Selling Loot

At some point during their careers, all adventurers come across excess items they wish to sell. There are essentially two options available to players:

Option one, per the Core Rulebook you may sell any equipment to an NPC for 50% value. Depending on what you’re selling (and how much), this will probably be the preferred option. If you would prefer to trade rather than receive cash, the merchant can give up to 100% of the value of the items in question (DM discretion – probably based on a combination of the merchant’s attitude toward the characters, overall price and how much time I want to spend figuring it out.).

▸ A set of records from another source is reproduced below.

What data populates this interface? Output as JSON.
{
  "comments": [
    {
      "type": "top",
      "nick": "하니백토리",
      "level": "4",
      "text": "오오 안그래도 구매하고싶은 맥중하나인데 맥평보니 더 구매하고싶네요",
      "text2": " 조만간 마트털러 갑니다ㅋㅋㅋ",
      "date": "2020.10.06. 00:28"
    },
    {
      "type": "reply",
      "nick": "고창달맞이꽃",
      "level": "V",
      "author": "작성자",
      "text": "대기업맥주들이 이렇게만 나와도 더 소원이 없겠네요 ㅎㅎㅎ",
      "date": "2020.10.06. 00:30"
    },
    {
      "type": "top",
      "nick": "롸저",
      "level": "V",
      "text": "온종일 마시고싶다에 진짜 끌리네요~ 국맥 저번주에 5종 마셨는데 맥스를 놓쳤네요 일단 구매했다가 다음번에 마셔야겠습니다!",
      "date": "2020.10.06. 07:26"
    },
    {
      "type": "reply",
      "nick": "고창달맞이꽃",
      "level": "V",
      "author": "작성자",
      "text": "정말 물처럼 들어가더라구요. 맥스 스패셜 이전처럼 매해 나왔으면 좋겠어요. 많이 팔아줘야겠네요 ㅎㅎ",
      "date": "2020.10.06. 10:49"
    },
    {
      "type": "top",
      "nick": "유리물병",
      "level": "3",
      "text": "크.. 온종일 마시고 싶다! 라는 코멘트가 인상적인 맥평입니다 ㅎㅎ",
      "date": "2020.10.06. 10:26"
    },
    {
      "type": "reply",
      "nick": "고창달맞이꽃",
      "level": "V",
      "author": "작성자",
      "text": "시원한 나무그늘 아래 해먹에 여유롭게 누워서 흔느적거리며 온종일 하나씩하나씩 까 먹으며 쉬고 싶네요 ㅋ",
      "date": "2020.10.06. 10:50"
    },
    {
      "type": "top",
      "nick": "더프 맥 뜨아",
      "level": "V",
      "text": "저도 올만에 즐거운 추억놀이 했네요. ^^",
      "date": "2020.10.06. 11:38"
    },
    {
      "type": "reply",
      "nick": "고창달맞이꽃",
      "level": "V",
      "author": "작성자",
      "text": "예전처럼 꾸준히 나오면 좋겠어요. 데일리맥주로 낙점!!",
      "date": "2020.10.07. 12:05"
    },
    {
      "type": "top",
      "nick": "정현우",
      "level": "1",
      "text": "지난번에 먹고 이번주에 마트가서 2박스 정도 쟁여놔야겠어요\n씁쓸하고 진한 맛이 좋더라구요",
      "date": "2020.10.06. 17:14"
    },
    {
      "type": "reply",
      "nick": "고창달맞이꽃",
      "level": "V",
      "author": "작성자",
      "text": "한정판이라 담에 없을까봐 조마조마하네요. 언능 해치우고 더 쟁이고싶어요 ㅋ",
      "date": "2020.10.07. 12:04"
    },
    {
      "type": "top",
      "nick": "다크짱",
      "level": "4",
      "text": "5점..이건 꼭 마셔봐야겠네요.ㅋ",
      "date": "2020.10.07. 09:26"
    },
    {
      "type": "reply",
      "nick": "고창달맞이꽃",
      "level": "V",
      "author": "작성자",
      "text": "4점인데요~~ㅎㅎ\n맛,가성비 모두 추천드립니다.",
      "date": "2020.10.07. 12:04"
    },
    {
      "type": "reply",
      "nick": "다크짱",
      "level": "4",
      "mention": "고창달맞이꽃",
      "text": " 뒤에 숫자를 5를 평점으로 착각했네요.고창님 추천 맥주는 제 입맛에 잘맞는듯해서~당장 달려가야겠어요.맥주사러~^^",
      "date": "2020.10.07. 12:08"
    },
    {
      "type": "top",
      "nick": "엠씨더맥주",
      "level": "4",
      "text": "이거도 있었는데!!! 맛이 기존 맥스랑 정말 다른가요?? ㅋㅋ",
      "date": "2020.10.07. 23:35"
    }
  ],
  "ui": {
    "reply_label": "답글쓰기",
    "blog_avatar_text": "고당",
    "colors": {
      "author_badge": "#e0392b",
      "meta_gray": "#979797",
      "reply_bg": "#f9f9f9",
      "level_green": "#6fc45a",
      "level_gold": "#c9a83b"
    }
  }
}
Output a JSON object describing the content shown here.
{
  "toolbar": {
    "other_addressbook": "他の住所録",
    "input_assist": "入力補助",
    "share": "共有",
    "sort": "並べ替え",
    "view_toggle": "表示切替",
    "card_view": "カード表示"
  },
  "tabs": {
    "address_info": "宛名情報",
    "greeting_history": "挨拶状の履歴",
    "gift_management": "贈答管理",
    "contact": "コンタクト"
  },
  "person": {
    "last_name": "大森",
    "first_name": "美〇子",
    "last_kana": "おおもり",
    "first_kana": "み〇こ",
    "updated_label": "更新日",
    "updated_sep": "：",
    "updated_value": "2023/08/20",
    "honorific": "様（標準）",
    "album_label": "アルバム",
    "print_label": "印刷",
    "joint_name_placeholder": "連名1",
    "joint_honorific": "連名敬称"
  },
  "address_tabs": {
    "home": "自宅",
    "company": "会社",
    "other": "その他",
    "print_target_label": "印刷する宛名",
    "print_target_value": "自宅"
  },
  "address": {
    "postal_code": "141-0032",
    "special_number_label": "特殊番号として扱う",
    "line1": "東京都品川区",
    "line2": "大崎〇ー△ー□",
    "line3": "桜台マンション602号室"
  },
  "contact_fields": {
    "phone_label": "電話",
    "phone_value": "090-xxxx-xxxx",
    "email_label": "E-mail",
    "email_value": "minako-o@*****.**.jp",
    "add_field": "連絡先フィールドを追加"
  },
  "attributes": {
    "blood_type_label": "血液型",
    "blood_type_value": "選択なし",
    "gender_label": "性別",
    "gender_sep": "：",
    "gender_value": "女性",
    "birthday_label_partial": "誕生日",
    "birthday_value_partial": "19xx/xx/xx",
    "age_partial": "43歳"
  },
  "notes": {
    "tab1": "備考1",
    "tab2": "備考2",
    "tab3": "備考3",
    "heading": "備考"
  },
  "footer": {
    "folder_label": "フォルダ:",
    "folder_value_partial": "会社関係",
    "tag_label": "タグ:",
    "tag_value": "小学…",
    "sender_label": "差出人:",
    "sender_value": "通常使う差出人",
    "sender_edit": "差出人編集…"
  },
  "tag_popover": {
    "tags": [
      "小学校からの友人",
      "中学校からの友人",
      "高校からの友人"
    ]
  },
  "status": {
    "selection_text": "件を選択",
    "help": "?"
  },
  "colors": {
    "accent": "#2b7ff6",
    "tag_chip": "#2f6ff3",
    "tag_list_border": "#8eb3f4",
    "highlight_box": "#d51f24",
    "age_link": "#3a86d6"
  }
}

Option two is to put your skills to work. In the case of known collector’s items or high quality merchandise, this could get a much higher price. Step one in this option is that you must find a buyer. This can be done by using one of your existing contacts, making a successful Knowledge: Local skill check (DC varies based on merchandise), or paying a broker a 10% fee (based on the full value) to find a buyer for you.

Once a buyer is found, you will start at a baseline 50% value to begin your negotiations. Negotiations are opposed checks (with bonuses applied as reward for roleplaying): The buyer will use the appropriate craft or profession or their sense motive or diplomacy skill. The seller will use either the appropriate craft or profession or their bluff or diplomacy skill. Once all bonuses are applied, compare the opposed checks. For every 1 the seller beats the buyer by, they will gain an additional 5% to the sale price. If the seller loses the contested roll, the price is reduced by 5% for every 5 the buyer beats the seller. This negotiation is assumed to be the “best you can get at this time”. The seller can choose not to sell, but must wait at least one full week before attempting again (paying an additional 10% fee if using a broker). Additionally, the buyer might not be able to pay the full amount up front (particularly if the price exceeds 100%). At that time, the parties may negotiate payment schedules or find some other solution.

Examples:
The seller (the adventuring party) attempts to sell a piece of looted artwork to a dealer using their diplomacy skill (5). The buyer will be using his/her Profession: Art Dealer (or more generically, Profession: Merchant) skill (8).

Scenario 1: Seller rolls 12 (5) = 17, Buyer rolls 10 (8) = 18. Since the buyer’s roll does not beat the seller by at least 5, they agree on a selling price of 50% of the value of the art. If the buyer had rolled a 15 for a total of 23, the final price would end up being 45% of the total value.

Scenario 2: Seller rolls 17 (5) = 22, Buyer rolls 10 (8) = 18. Since the seller beats the buyer by 4, they are able to sell the piece for 70% of the value (50% + 20% (5% x 4)). If the sellers already knew the art dealer (or learned of them through their Knowledge: Local skill), they get the full 70%. If they had to use a fence or broker, they would have paid 10% up front, but still netted 60%

Scenario 3: Seller rolls 20 (5) = 25, Buyer rolls 1 (8) = 9. Beating the buyer by 16 gets the seller a price of 130% of the full value of the art (50% base + 80% (5%x16)). Since the buyer doesn’t keep that much cash on hand, he offers to pay half the agreed price up front with the other half following in two weeks. The seller can choose whether or not to take this offer.

Exceptions to this process are coins (1 gp = 1 gp: I don’t want to make the effort to determine exchange rates of each national currency) and gems (selling a gem is the same as coinage: 50 gp value gem = 50 gp cash). There are of course exceptions to the exceptions. If you find a treasure trove of coins dating back to the Empire, you can probably find a collector to pay above face value. At this point, we would use option two above (with a baseline of 1 gp = 1 gp).

Selling Loot

Echoes of Heaven Danieleben